* Exercise directions
Retype the whole listing exactly.

-------------------------

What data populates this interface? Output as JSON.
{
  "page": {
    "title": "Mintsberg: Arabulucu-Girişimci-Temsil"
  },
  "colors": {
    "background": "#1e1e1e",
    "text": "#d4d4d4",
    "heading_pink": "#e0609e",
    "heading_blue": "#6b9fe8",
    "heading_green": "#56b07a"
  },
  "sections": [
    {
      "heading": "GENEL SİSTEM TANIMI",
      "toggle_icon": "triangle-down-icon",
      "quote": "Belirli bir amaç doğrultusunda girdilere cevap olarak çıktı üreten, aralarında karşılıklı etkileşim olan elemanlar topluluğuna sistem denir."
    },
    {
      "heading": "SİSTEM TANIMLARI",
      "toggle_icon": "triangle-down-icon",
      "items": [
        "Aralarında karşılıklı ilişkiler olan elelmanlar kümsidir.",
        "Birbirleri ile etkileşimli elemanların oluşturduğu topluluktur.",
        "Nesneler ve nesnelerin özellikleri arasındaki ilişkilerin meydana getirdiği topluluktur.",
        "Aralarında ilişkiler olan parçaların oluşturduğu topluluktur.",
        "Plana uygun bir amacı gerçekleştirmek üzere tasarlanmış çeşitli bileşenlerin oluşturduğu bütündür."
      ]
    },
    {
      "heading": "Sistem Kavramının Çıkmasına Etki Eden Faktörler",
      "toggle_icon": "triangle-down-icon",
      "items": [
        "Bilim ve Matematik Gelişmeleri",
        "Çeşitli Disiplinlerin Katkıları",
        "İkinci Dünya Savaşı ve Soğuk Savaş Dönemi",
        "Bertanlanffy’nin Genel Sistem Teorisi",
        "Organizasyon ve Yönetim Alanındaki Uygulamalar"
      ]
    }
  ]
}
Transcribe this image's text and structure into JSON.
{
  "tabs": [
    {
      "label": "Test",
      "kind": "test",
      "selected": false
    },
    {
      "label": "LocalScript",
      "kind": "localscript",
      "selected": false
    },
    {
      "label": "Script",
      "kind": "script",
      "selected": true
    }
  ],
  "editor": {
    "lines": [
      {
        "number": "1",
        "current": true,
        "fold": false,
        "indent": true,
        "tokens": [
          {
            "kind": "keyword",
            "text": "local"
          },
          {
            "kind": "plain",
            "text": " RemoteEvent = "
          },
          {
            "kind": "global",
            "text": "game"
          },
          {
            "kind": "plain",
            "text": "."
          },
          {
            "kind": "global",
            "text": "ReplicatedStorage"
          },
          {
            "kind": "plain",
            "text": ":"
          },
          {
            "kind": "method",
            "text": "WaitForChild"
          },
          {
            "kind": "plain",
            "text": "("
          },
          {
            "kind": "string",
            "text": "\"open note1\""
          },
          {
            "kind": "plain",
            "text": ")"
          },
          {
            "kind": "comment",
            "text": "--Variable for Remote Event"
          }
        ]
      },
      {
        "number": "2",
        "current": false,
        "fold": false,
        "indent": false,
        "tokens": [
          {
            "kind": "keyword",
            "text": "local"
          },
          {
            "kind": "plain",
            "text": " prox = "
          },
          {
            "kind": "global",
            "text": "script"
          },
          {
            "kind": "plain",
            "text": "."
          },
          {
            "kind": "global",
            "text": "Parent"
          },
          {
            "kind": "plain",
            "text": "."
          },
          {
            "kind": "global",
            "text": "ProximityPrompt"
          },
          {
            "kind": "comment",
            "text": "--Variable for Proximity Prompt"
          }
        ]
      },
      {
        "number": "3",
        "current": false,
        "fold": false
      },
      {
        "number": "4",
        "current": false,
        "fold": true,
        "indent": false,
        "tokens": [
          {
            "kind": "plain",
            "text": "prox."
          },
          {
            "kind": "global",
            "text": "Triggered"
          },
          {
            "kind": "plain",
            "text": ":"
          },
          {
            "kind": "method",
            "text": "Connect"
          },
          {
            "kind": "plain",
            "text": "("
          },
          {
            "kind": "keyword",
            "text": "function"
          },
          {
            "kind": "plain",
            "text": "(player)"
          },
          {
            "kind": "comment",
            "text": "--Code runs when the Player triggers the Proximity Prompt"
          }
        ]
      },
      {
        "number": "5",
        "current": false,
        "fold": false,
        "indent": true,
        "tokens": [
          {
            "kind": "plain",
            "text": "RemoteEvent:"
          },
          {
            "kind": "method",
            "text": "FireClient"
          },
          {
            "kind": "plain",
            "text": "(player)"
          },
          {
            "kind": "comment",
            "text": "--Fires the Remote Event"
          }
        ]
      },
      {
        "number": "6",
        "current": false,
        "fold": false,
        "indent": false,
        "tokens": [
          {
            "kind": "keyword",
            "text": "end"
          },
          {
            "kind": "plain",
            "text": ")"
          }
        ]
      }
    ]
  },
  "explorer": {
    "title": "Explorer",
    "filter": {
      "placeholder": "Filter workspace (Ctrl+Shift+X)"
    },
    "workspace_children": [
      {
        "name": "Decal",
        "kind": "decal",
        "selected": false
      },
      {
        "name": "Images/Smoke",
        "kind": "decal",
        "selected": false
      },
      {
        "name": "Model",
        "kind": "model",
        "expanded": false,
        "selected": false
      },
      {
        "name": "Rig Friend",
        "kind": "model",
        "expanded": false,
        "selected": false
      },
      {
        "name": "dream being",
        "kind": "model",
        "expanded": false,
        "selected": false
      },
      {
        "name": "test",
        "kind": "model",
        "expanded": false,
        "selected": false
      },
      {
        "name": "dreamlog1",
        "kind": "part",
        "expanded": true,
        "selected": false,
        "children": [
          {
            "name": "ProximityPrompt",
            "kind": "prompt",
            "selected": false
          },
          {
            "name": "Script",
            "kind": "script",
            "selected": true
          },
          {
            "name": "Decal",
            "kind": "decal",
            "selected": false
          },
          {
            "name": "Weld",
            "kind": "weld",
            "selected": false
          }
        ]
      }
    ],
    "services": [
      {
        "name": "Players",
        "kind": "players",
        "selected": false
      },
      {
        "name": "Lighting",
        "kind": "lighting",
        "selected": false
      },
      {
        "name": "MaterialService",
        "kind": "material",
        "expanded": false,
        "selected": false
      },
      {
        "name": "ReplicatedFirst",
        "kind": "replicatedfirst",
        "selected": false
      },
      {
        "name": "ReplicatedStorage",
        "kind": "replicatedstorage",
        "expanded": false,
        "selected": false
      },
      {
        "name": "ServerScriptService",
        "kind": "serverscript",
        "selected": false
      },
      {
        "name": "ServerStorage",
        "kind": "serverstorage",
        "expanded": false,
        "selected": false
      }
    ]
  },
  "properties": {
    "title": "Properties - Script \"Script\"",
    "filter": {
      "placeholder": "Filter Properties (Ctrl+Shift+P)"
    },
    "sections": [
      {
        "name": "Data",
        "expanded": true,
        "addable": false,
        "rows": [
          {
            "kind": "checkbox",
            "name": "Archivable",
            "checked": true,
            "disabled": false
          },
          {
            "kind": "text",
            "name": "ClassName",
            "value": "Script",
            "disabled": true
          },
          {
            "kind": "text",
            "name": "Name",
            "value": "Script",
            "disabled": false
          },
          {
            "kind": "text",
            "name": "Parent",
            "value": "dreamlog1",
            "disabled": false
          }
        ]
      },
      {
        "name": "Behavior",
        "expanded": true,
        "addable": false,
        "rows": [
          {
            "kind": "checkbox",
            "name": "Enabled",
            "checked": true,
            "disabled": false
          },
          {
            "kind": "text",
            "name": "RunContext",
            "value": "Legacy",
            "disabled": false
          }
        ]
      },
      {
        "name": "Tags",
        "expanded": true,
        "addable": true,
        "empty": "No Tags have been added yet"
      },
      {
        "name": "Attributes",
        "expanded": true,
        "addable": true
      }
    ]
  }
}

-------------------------

* Result of this task
What data populates this interface? Output as JSON.
{
  "page": {
    "title": "Mintsberg: Arabulucu-Girişimci-Temsil"
  },
  "colors": {
    "background": "#1e1e1e",
    "text": "#d4d4d4",
    "heading_pink": "#e0609e",
    "heading_blue": "#6b9fe8",
    "heading_green": "#56b07a"
  },
  "sections": [
    {
      "heading": "GENEL SİSTEM TANIMI",
      "toggle_icon": "triangle-down-icon",
      "quote": "Belirli bir amaç doğrultusunda girdilere cevap olarak çıktı üreten, aralarında karşılıklı etkileşim olan elemanlar topluluğuna sistem denir."
    },
    {
      "heading": "SİSTEM TANIMLARI",
      "toggle_icon": "triangle-down-icon",
      "items": [
        "Aralarında karşılıklı ilişkiler olan elelmanlar kümsidir.",
        "Birbirleri ile etkileşimli elemanların oluşturduğu topluluktur.",
        "Nesneler ve nesnelerin özellikleri arasındaki ilişkilerin meydana getirdiği topluluktur.",
        "Aralarında ilişkiler olan parçaların oluşturduğu topluluktur.",
        "Plana uygun bir amacı gerçekleştirmek üzere tasarlanmış çeşitli bileşenlerin oluşturduğu bütündür."
      ]
    },
    {
      "heading": "Sistem Kavramının Çıkmasına Etki Eden Faktörler",
      "toggle_icon": "triangle-down-icon",
      "items": [
        "Bilim ve Matematik Gelişmeleri",
        "Çeşitli Disiplinlerin Katkıları",
        "İkinci Dünya Savaşı ve Soğuk Savaş Dönemi",
        "Bertanlanffy’nin Genel Sistem Teorisi",
        "Organizasyon ve Yönetim Alanındaki Uygulamalar"
      ]
    }
  ]
}
Transcribe this image's text and structure into JSON.
{
  "tabs": [
    {
      "label": "Test",
      "kind": "test",
      "selected": false
    },
    {
      "label": "LocalScript",
      "kind": "localscript",
      "selected": false
    },
    {
      "label": "Script",
      "kind": "script",
      "selected": true
    }
  ],
  "editor": {
    "lines": [
      {
        "number": "1",
        "current": true,
        "fold": false,
        "indent": true,
        "tokens": [
          {
            "kind": "keyword",
            "text": "local"
          },
          {
            "kind": "plain",
            "text": " RemoteEvent = "
          },
          {
            "kind": "global",
            "text": "game"
          },
          {
            "kind": "plain",
            "text": "."
          },
          {
            "kind": "global",
            "text": "ReplicatedStorage"
          },
          {
            "kind": "plain",
            "text": ":"
          },
          {
            "kind": "method",
            "text": "WaitForChild"
          },
          {
            "kind": "plain",
            "text": "("
          },
          {
            "kind": "string",
            "text": "\"open note1\""
          },
          {
            "kind": "plain",
            "text": ")"
          },
          {
            "kind": "comment",
            "text": "--Variable for Remote Event"
          }
        ]
      },
      {
        "number": "2",
        "current": false,
        "fold": false,
        "indent": false,
        "tokens": [
          {
            "kind": "keyword",
            "text": "local"
          },
          {
            "kind": "plain",
            "text": " prox = "
          },
          {
            "kind": "global",
            "text": "script"
          },
          {
            "kind": "plain",
            "text": "."
          },
          {
            "kind": "global",
            "text": "Parent"
          },
          {
            "kind": "plain",
            "text": "."
          },
          {
            "kind": "global",
            "text": "ProximityPrompt"
          },
          {
            "kind": "comment",
            "text": "--Variable for Proximity Prompt"
          }
        ]
      },
      {
        "number": "3",
        "current": false,
        "fold": false
      },
      {
        "number": "4",
        "current": false,
        "fold": true,
        "indent": false,
        "tokens": [
          {
            "kind": "plain",
            "text": "prox."
          },
          {
            "kind": "global",
            "text": "Triggered"
          },
          {
            "kind": "plain",
            "text": ":"
          },
          {
            "kind": "method",
            "text": "Connect"
          },
          {
            "kind": "plain",
            "text": "("
          },
          {
            "kind": "keyword",
            "text": "function"
          },
          {
            "kind": "plain",
            "text": "(player)"
          },
          {
            "kind": "comment",
            "text": "--Code runs when the Player triggers the Proximity Prompt"
          }
        ]
      },
      {
        "number": "5",
        "current": false,
        "fold": false,
        "indent": true,
        "tokens": [
          {
            "kind": "plain",
            "text": "RemoteEvent:"
          },
          {
            "kind": "method",
            "text": "FireClient"
          },
          {
            "kind": "plain",
            "text": "(player)"
          },
          {
            "kind": "comment",
            "text": "--Fires the Remote Event"
          }
        ]
      },
      {
        "number": "6",
        "current": false,
        "fold": false,
        "indent": false,
        "tokens": [
          {
            "kind": "keyword",
            "text": "end"
          },
          {
            "kind": "plain",
            "text": ")"
          }
        ]
      }
    ]
  },
  "explorer": {
    "title": "Explorer",
    "filter": {
      "placeholder": "Filter workspace (Ctrl+Shift+X)"
    },
    "workspace_children": [
      {
        "name": "Decal",
        "kind": "decal",
        "selected": false
      },
      {
        "name": "Images/Smoke",
        "kind": "decal",
        "selected": false
      },
      {
        "name": "Model",
        "kind": "model",
        "expanded": false,
        "selected": false
      },
      {
        "name": "Rig Friend",
        "kind": "model",
        "expanded": false,
        "selected": false
      },
      {
        "name": "dream being",
        "kind": "model",
        "expanded": false,
        "selected": false
      },
      {
        "name": "test",
        "kind": "model",
        "expanded": false,
        "selected": false
      },
      {
        "name": "dreamlog1",
        "kind": "part",
        "expanded": true,
        "selected": false,
        "children": [
          {
            "name": "ProximityPrompt",
            "kind": "prompt",
            "selected": false
          },
          {
            "name": "Script",
            "kind": "script",
            "selected": true
          },
          {
            "name": "Decal",
            "kind": "decal",
            "selected": false
          },
          {
            "name": "Weld",
            "kind": "weld",
            "selected": false
          }
        ]
      }
    ],
    "services": [
      {
        "name": "Players",
        "kind": "players",
        "selected": false
      },
      {
        "name": "Lighting",
        "kind": "lighting",
        "selected": false
      },
      {
        "name": "MaterialService",
        "kind": "material",
        "expanded": false,
        "selected": false
      },
      {
        "name": "ReplicatedFirst",
        "kind": "replicatedfirst",
        "selected": false
      },
      {
        "name": "ReplicatedStorage",
        "kind": "replicatedstorage",
        "expanded": false,
        "selected": false
      },
      {
        "name": "ServerScriptService",
        "kind": "serverscript",
        "selected": false
      },
      {
        "name": "ServerStorage",
        "kind": "serverstorage",
        "expanded": false,
        "selected": false
      }
    ]
  },
  "properties": {
    "title": "Properties - Script \"Script\"",
    "filter": {
      "placeholder": "Filter Properties (Ctrl+Shift+P)"
    },
    "sections": [
      {
        "name": "Data",
        "expanded": true,
        "addable": false,
        "rows": [
          {
            "kind": "checkbox",
            "name": "Archivable",
            "checked": true,
            "disabled": false
          },
          {
            "kind": "text",
            "name": "ClassName",
            "value": "Script",
            "disabled": true
          },
          {
            "kind": "text",
            "name": "Name",
            "value": "Script",
            "disabled": false
          },
          {
            "kind": "text",
            "name": "Parent",
            "value": "dreamlog1",
            "disabled": false
          }
        ]
      },
      {
        "name": "Behavior",
        "expanded": true,
        "addable": false,
        "rows": [
          {
            "kind": "checkbox",
            "name": "Enabled",
            "checked": true,
            "disabled": false
          },
          {
            "kind": "text",
            "name": "RunContext",
            "value": "Legacy",
            "disabled": false
          }
        ]
      },
      {
        "name": "Tags",
        "expanded": true,
        "addable": true,
        "empty": "No Tags have been added yet"
      },
      {
        "name": "Attributes",
        "expanded": true,
        "addable": true
      }
    ]
  }
}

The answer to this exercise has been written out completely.